Agricultural Research Service

Research Project: Safe Management and Use of Manure, Biosolids, and Industrial Byproducts

Location: Genetics and Precision Agriculture Research

Title: Poultry litter moisture management to reduce ammonia

Author
item MILES, DANA

Submitted to: World Wide Web
Publication Type: Other
Publication Acceptance Date: April 3, 2012
Publication Date: May 15, 2012
Citation: Miles, D.M. 2012. Poultry litter moisture management to reduce ammonia. World Wide Web. http://www.ars.usda.gov/SP2UserFiles/Program/212/LivestockGRACEnet/LitterMoisture.pdf.

Interpretive Summary: Ammonia generation in poultry houses results from the natural breakdown of litter (bedding material that covers the facility floor, such as pine wood chips or rice hulls, with deposits of feces, feathers, spilled feed and water). Good management practices can reduce ammonia in poultry houses. This factsheet relates findings from a recent publication that shows there is a critical litter moisture level at which ammonia generation is maximized. Relative to the findings, the major focus for house and litter management lies with litter moisture control. Growers should manage houses to avoid unnecessary water inputs to the litter by maintaining leak-free watering systems, properly operated evaporative cooling pads, and preventing condensation on interior house surfaces (walls, ceilings, and equipment). Attaining lower litter moisture can be accomplished with minimal additional cost to the grower. Improved profits from improved production can be substantial. For 50 ppm ammonia exposure, body weights of 7 week old birds were reduced by 0.5 lb compared to 25 ppm ammonia. Applying 2010 production statistics from the National Agricultural Statistics Service says that increasing average broiler weight by just 0.1 lb in 10% of U.S. companies would boost grower profits by $41.5 million.

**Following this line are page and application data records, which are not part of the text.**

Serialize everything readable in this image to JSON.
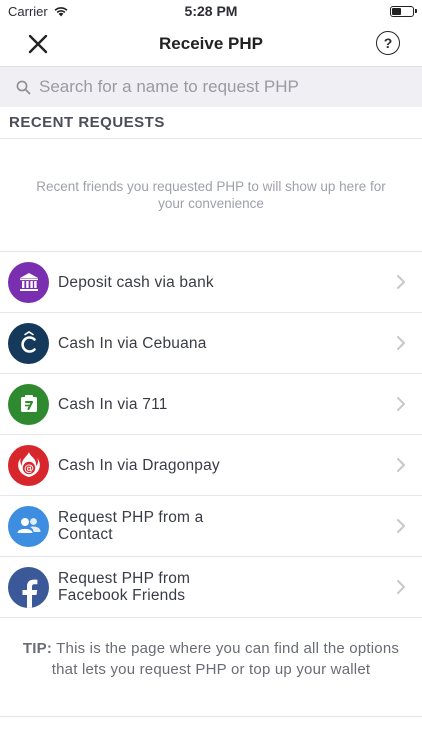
{
  "status_bar": {
    "carrier": "Carrier",
    "time": "5:28 PM"
  },
  "header": {
    "title": "Receive PHP",
    "help_label": "?"
  },
  "search": {
    "placeholder": "Search for a name to request PHP"
  },
  "recent": {
    "heading": "RECENT REQUESTS",
    "empty_message": "Recent friends you requested PHP to will show up here for your convenience"
  },
  "options": [
    {
      "label": "Deposit cash via bank",
      "icon": "bank-icon",
      "color": "#7a2fb0"
    },
    {
      "label": "Cash In via Cebuana",
      "icon": "cebuana-icon",
      "color": "#14395b"
    },
    {
      "label": "Cash In via 711",
      "icon": "store-icon",
      "color": "#2f8a2f"
    },
    {
      "label": "Cash In via Dragonpay",
      "icon": "dragonpay-icon",
      "color": "#d8262d"
    },
    {
      "label": "Request PHP from a Contact",
      "icon": "contacts-icon",
      "color": "#3d8de0"
    },
    {
      "label": "Request PHP from Facebook Friends",
      "icon": "facebook-icon",
      "color": "#3b5998"
    }
  ],
  "tip": {
    "label": "TIP:",
    "text": " This is the page where you can find all the options that lets you request PHP or top up your wallet"
  }
}
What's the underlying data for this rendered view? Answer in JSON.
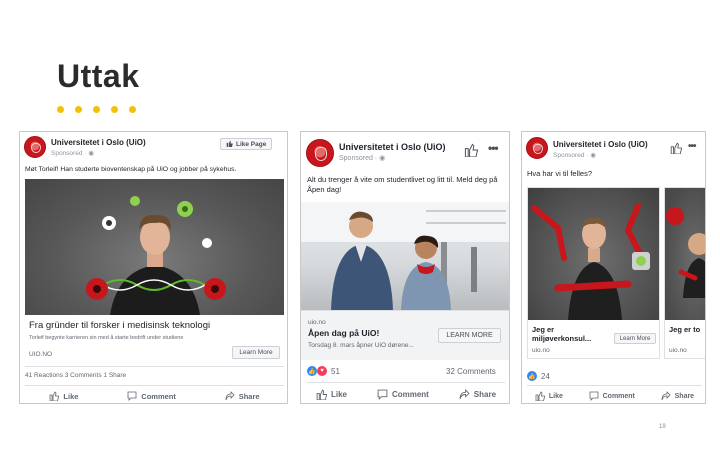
{
  "slide": {
    "title": "Uttak",
    "page_number": "19"
  },
  "ad1": {
    "page_name": "Universitetet i Oslo (UiO)",
    "sponsored": "Sponsored · ",
    "like_page_label": "Like Page",
    "text": "Møt Torleif! Han studerte bioventenskap på UiO og jobber på sykehus.",
    "headline": "Fra gründer til forsker i medisinsk teknologi",
    "description": "Torleif begynte karrieren sin med å starte bedrift under studiene",
    "domain": "UIO.NO",
    "cta_label": "Learn More",
    "stats_text": "41 Reactions  3 Comments  1 Share",
    "actions": {
      "like": "Like",
      "comment": "Comment",
      "share": "Share"
    }
  },
  "ad2": {
    "page_name": "Universitetet i Oslo (UiO)",
    "sponsored": "Sponsored · ",
    "text": "Alt du trenger å vite om studentlivet og litt til. Meld deg på Åpen dag!",
    "domain": "uio.no",
    "headline": "Åpen dag på UiO!",
    "description": "Torsdag 8. mars åpner UiO dørene...",
    "cta_label": "LEARN MORE",
    "reactions_count": "51",
    "comments": "32 Comments",
    "actions": {
      "like": "Like",
      "comment": "Comment",
      "share": "Share"
    }
  },
  "ad3": {
    "page_name": "Universitetet i Oslo (UiO)",
    "sponsored": "Sponsored · ",
    "text": "Hva har vi til felles?",
    "cards": [
      {
        "title": "Jeg er miljøverkonsul...",
        "domain": "uio.no",
        "cta_label": "Learn More"
      },
      {
        "title": "Jeg er to",
        "domain": "uio.no"
      }
    ],
    "reactions_count": "24",
    "actions": {
      "like": "Like",
      "comment": "Comment",
      "share": "Share"
    }
  },
  "colors": {
    "accent_dot": "#f2c200",
    "uio_red": "#c8161d",
    "fb_blue": "#2d88ff"
  }
}
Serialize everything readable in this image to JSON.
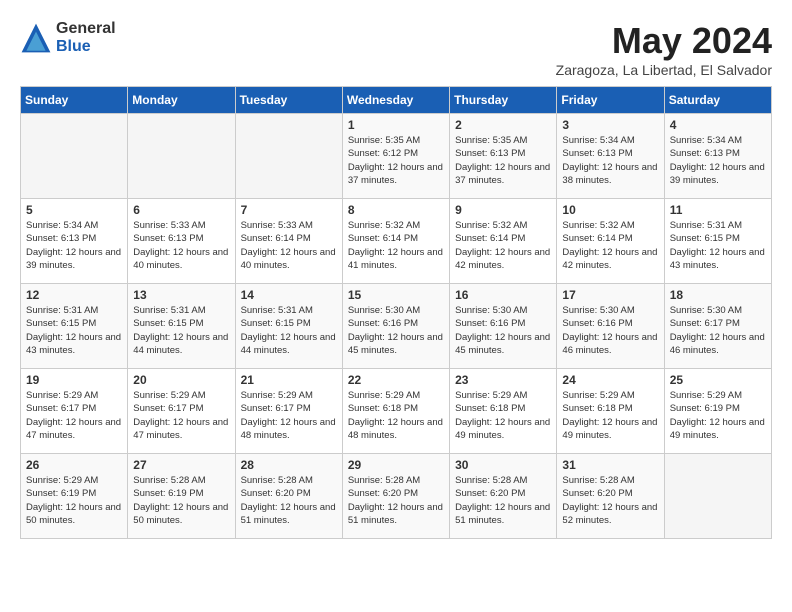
{
  "header": {
    "logo_general": "General",
    "logo_blue": "Blue",
    "month": "May 2024",
    "location": "Zaragoza, La Libertad, El Salvador"
  },
  "weekdays": [
    "Sunday",
    "Monday",
    "Tuesday",
    "Wednesday",
    "Thursday",
    "Friday",
    "Saturday"
  ],
  "weeks": [
    [
      {
        "day": "",
        "sunrise": "",
        "sunset": "",
        "daylight": ""
      },
      {
        "day": "",
        "sunrise": "",
        "sunset": "",
        "daylight": ""
      },
      {
        "day": "",
        "sunrise": "",
        "sunset": "",
        "daylight": ""
      },
      {
        "day": "1",
        "sunrise": "Sunrise: 5:35 AM",
        "sunset": "Sunset: 6:12 PM",
        "daylight": "Daylight: 12 hours and 37 minutes."
      },
      {
        "day": "2",
        "sunrise": "Sunrise: 5:35 AM",
        "sunset": "Sunset: 6:13 PM",
        "daylight": "Daylight: 12 hours and 37 minutes."
      },
      {
        "day": "3",
        "sunrise": "Sunrise: 5:34 AM",
        "sunset": "Sunset: 6:13 PM",
        "daylight": "Daylight: 12 hours and 38 minutes."
      },
      {
        "day": "4",
        "sunrise": "Sunrise: 5:34 AM",
        "sunset": "Sunset: 6:13 PM",
        "daylight": "Daylight: 12 hours and 39 minutes."
      }
    ],
    [
      {
        "day": "5",
        "sunrise": "Sunrise: 5:34 AM",
        "sunset": "Sunset: 6:13 PM",
        "daylight": "Daylight: 12 hours and 39 minutes."
      },
      {
        "day": "6",
        "sunrise": "Sunrise: 5:33 AM",
        "sunset": "Sunset: 6:13 PM",
        "daylight": "Daylight: 12 hours and 40 minutes."
      },
      {
        "day": "7",
        "sunrise": "Sunrise: 5:33 AM",
        "sunset": "Sunset: 6:14 PM",
        "daylight": "Daylight: 12 hours and 40 minutes."
      },
      {
        "day": "8",
        "sunrise": "Sunrise: 5:32 AM",
        "sunset": "Sunset: 6:14 PM",
        "daylight": "Daylight: 12 hours and 41 minutes."
      },
      {
        "day": "9",
        "sunrise": "Sunrise: 5:32 AM",
        "sunset": "Sunset: 6:14 PM",
        "daylight": "Daylight: 12 hours and 42 minutes."
      },
      {
        "day": "10",
        "sunrise": "Sunrise: 5:32 AM",
        "sunset": "Sunset: 6:14 PM",
        "daylight": "Daylight: 12 hours and 42 minutes."
      },
      {
        "day": "11",
        "sunrise": "Sunrise: 5:31 AM",
        "sunset": "Sunset: 6:15 PM",
        "daylight": "Daylight: 12 hours and 43 minutes."
      }
    ],
    [
      {
        "day": "12",
        "sunrise": "Sunrise: 5:31 AM",
        "sunset": "Sunset: 6:15 PM",
        "daylight": "Daylight: 12 hours and 43 minutes."
      },
      {
        "day": "13",
        "sunrise": "Sunrise: 5:31 AM",
        "sunset": "Sunset: 6:15 PM",
        "daylight": "Daylight: 12 hours and 44 minutes."
      },
      {
        "day": "14",
        "sunrise": "Sunrise: 5:31 AM",
        "sunset": "Sunset: 6:15 PM",
        "daylight": "Daylight: 12 hours and 44 minutes."
      },
      {
        "day": "15",
        "sunrise": "Sunrise: 5:30 AM",
        "sunset": "Sunset: 6:16 PM",
        "daylight": "Daylight: 12 hours and 45 minutes."
      },
      {
        "day": "16",
        "sunrise": "Sunrise: 5:30 AM",
        "sunset": "Sunset: 6:16 PM",
        "daylight": "Daylight: 12 hours and 45 minutes."
      },
      {
        "day": "17",
        "sunrise": "Sunrise: 5:30 AM",
        "sunset": "Sunset: 6:16 PM",
        "daylight": "Daylight: 12 hours and 46 minutes."
      },
      {
        "day": "18",
        "sunrise": "Sunrise: 5:30 AM",
        "sunset": "Sunset: 6:17 PM",
        "daylight": "Daylight: 12 hours and 46 minutes."
      }
    ],
    [
      {
        "day": "19",
        "sunrise": "Sunrise: 5:29 AM",
        "sunset": "Sunset: 6:17 PM",
        "daylight": "Daylight: 12 hours and 47 minutes."
      },
      {
        "day": "20",
        "sunrise": "Sunrise: 5:29 AM",
        "sunset": "Sunset: 6:17 PM",
        "daylight": "Daylight: 12 hours and 47 minutes."
      },
      {
        "day": "21",
        "sunrise": "Sunrise: 5:29 AM",
        "sunset": "Sunset: 6:17 PM",
        "daylight": "Daylight: 12 hours and 48 minutes."
      },
      {
        "day": "22",
        "sunrise": "Sunrise: 5:29 AM",
        "sunset": "Sunset: 6:18 PM",
        "daylight": "Daylight: 12 hours and 48 minutes."
      },
      {
        "day": "23",
        "sunrise": "Sunrise: 5:29 AM",
        "sunset": "Sunset: 6:18 PM",
        "daylight": "Daylight: 12 hours and 49 minutes."
      },
      {
        "day": "24",
        "sunrise": "Sunrise: 5:29 AM",
        "sunset": "Sunset: 6:18 PM",
        "daylight": "Daylight: 12 hours and 49 minutes."
      },
      {
        "day": "25",
        "sunrise": "Sunrise: 5:29 AM",
        "sunset": "Sunset: 6:19 PM",
        "daylight": "Daylight: 12 hours and 49 minutes."
      }
    ],
    [
      {
        "day": "26",
        "sunrise": "Sunrise: 5:29 AM",
        "sunset": "Sunset: 6:19 PM",
        "daylight": "Daylight: 12 hours and 50 minutes."
      },
      {
        "day": "27",
        "sunrise": "Sunrise: 5:28 AM",
        "sunset": "Sunset: 6:19 PM",
        "daylight": "Daylight: 12 hours and 50 minutes."
      },
      {
        "day": "28",
        "sunrise": "Sunrise: 5:28 AM",
        "sunset": "Sunset: 6:20 PM",
        "daylight": "Daylight: 12 hours and 51 minutes."
      },
      {
        "day": "29",
        "sunrise": "Sunrise: 5:28 AM",
        "sunset": "Sunset: 6:20 PM",
        "daylight": "Daylight: 12 hours and 51 minutes."
      },
      {
        "day": "30",
        "sunrise": "Sunrise: 5:28 AM",
        "sunset": "Sunset: 6:20 PM",
        "daylight": "Daylight: 12 hours and 51 minutes."
      },
      {
        "day": "31",
        "sunrise": "Sunrise: 5:28 AM",
        "sunset": "Sunset: 6:20 PM",
        "daylight": "Daylight: 12 hours and 52 minutes."
      },
      {
        "day": "",
        "sunrise": "",
        "sunset": "",
        "daylight": ""
      }
    ]
  ]
}
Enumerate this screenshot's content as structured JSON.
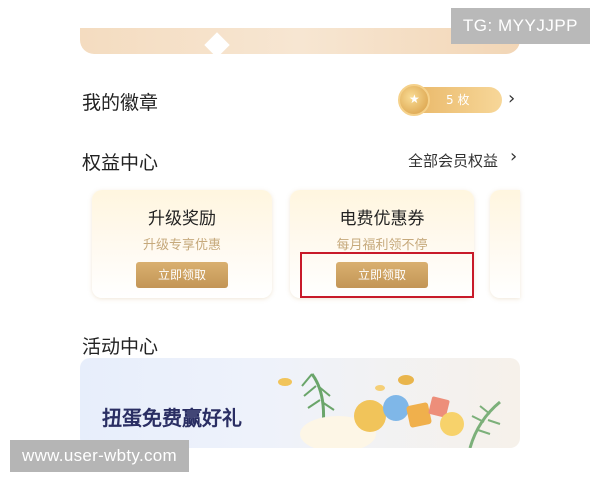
{
  "watermarks": {
    "tg": "TG: MYYJJPP",
    "url": "www.user-wbty.com"
  },
  "badges": {
    "title": "我的徽章",
    "count": "5 枚"
  },
  "rights": {
    "title": "权益中心",
    "all_link": "全部会员权益",
    "cards": [
      {
        "title": "升级奖励",
        "subtitle": "升级专享优惠",
        "button": "立即领取"
      },
      {
        "title": "电费优惠券",
        "subtitle": "每月福利领不停",
        "button": "立即领取"
      }
    ]
  },
  "activity": {
    "title": "活动中心",
    "banner_text": "扭蛋免费赢好礼"
  },
  "colors": {
    "accent_gold": "#c39556",
    "highlight_red": "#c81a2a",
    "banner_text": "#2a2e63"
  }
}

Technical Abstract: Ammonia generation in poultry houses results from the natural breakdown of litter (bedding material mixed with deposits of feces, feathers, spilled feed and water). Good management practices can reduce ammonia concentrations in poultry houses. This factsheet relates findings from a recent publication that shows there is a critical litter moisture level at which ammonia generation is maximized. Relative to the findings, the major focus for house and litter management lies with litter moisture control. Growers should manage houses to avoid unnecessary water inputs to the litter by maintaining leak-free watering systems, properly operated evaporative cooling pads, and preventing condensation on interior house surfaces. Attaining lower litter moisture can be accomplished with minimal additional cost to the grower. Improved profits from improved production can be substantial. For 50 ppm ammonia exposure, body weights of 7 week old birds were reduced by 0.5 lb compared to 25 ppm ammonia. Applying 2010 production statistics from the National Agricultural Statistics Service shows increasing average broiler weight by just 0.1 lb in 10% of U.S. integrators would add $41.5 million to grower profits.

Last Modified: 9/10/2014